Podcast Ep. 326: Does Your Cycle Affect Your Workout?
Workout Of The Week:
This week's workout is a hero wod called "Helton" in honor of Lt. Joseph Helton who died in Iraq in 2009.
While Murph is the most popular hero workout, there are hundreds of others and it was a privilege to share this workout with my studio ladies.
30 Squat Cleans (40lb dumbbell)
Give it a go! Make sure to snap a pict/video and tag me on insta: TrainerKindal.
How does your cycle affect your workout?
It differs for everyone and surprisingly (or maybe not surprisingly) there isn't a ton of research on how a women's cycle affects her workouts and fitness.
But here are some thoughts from the little research there is:
During the 2nd and 3rd weeks of a 28-day cycle is the time where most women can push hard. This is the best time to go heavy, go intense and potentially aim for PRs.
During the last week of the cycle, around days 23-28... hormones can affect joints causing them to relax. This COULD increase risk of injuries. During this time, it might feel better to decrease intensity, slow down and focus more on simple movements.
During your period... that's tricky. But most women feel tired and do better with workouts like yoga and even taking a few extra rests days.
The great thing about the female body is this:
Your body will tell you what you need.
If you feel like you need rest, take it.
If you feel energized, go with it.
But if you're into tracking, I suggest tracking your energy/strength with your cycle to see if there are any recurring patterns.
If you're trying to lose weight, should you do a bulk?
Of course there are always exceptions, but in general, no.
Bulking is a phase where you go into excess calories to purposely gain muscle and fat.
Unfortunately, you can't gain one and not the other.
If your goal is weight loss, you need to be in a caloric deficit.
The exception is:
If you've been in a deficit for a long time, 12+ weeks... it wouldn't hurt to do a refeed for a few weeks where you're increasing calories to stay in maintenance and adjust your metabolism.
However, if your goal is to gain muscle, then you might want to think of performance and bulk vs. weight loss.
As someone who loves to workout and uses fitness as a way to "be in control", I get this.
I've worked hard over the years and continue to work hard to balance fitness and recovery.
Here are a few tips when you know you need to rest:
Take off your tracking watch. Fitbit, Apple watch, Garmin, whatever it is... take it off. Don't be pressured to hit xxx steps, increase your heart rate, or whatever else your watch tries to encourage you to do. Sometimes, you need to do nothing.
Remind yourself how important rest days are. They help your body recover which allows your hard work to pay off!
Have a plan.
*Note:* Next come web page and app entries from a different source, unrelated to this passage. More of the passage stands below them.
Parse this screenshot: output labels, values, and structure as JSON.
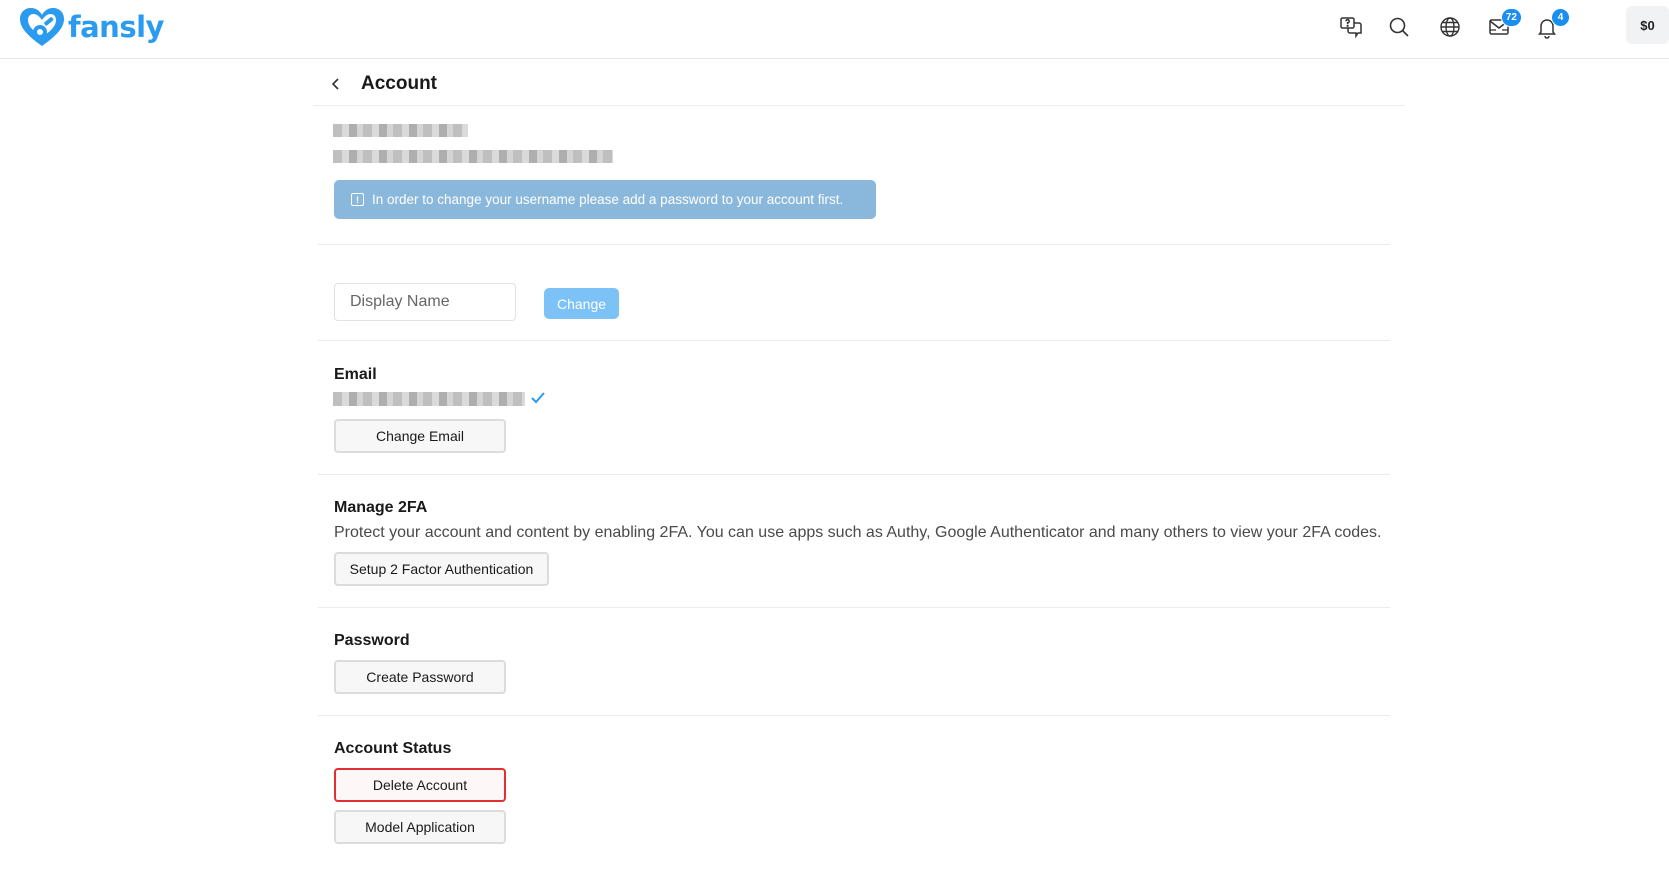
{
  "app": {
    "brand": "fansly",
    "accent_color": "#2b9bf0"
  },
  "topbar": {
    "icons": [
      "support-chat-icon",
      "search-icon",
      "globe-icon",
      "messages-icon",
      "notifications-icon"
    ],
    "messages_badge": "72",
    "notifications_badge": "4",
    "balance": "$0"
  },
  "page": {
    "title": "Account",
    "alert_text": "In order to change your username please add a password to your account first."
  },
  "display_name": {
    "placeholder": "Display Name",
    "change_label": "Change"
  },
  "email": {
    "label": "Email",
    "change_label": "Change Email"
  },
  "twofa": {
    "label": "Manage 2FA",
    "description": "Protect your account and content by enabling 2FA. You can use apps such as Authy, Google Authenticator and many others to view your 2FA codes.",
    "setup_label": "Setup 2 Factor Authentication"
  },
  "password": {
    "label": "Password",
    "create_label": "Create Password"
  },
  "account_status": {
    "label": "Account Status",
    "delete_label": "Delete Account",
    "model_label": "Model Application"
  }
}
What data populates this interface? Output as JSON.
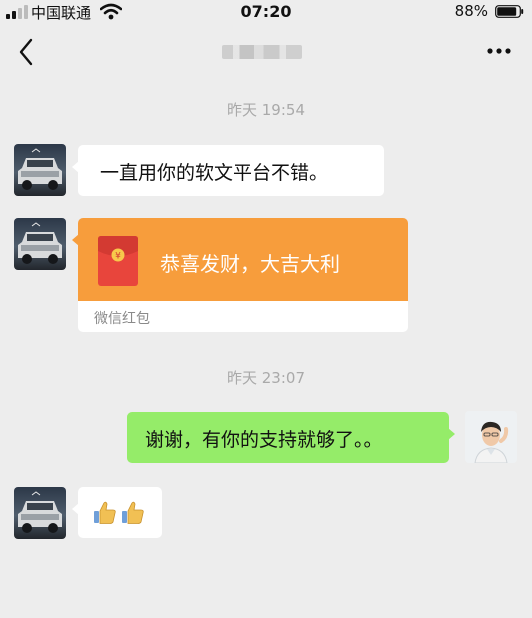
{
  "status_bar": {
    "carrier": "中国联通",
    "time": "07:20",
    "battery": "88%",
    "battery_level": 0.88
  },
  "nav": {
    "title": "",
    "back_icon": "chevron-left-icon",
    "more_icon": "ellipsis-icon"
  },
  "messages": {
    "timestamp_1": "昨天 19:54",
    "msg_1": "一直用你的软文平台不错。",
    "red_packet_text": "恭喜发财，大吉大利",
    "red_packet_label": "微信红包",
    "timestamp_2": "昨天 23:07",
    "msg_2": "谢谢，有你的支持就够了。。",
    "msg_3_icons": [
      "thumbs-up-icon",
      "thumbs-up-icon"
    ]
  },
  "colors": {
    "background": "#ededed",
    "sent_bubble": "#95ec69",
    "received_bubble": "#ffffff",
    "red_packet": "#f79d3c",
    "timestamp": "#a9a9a9"
  }
}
Fill your day with fun things like a coffee date, walk with a friend, movie day... whatever you want that can take up your workout time. Plan it ahead so you have something to look forward to.
Tips To Help A Hamstring Strain?
Talk to a doctor or PT.
Don't rush recovery.
Injuries are upsetting and it's normal to be worried if you'll lose strength/results.
But the body is amazing and capable of awesome comebacks. You will bounce back quickly once you have the go ahead to return to normal activity.
Focus on light mobility, especially in the knee and hip of the injured leg.
Try to increase blood flow to the hamstring via light massage and possibly electromagnetic therapy.
Stay hydrated and possibly increase protein to help recovery.
Don't go straight to "normal" training when you're healed. Start small and build back up for your muscle and confidence.
Quick Fire Questions:
Injuries? Broken fingers, nose, leg, wrist and tailbone. Dislocated shoulder, herniated discs and that's it (I think)!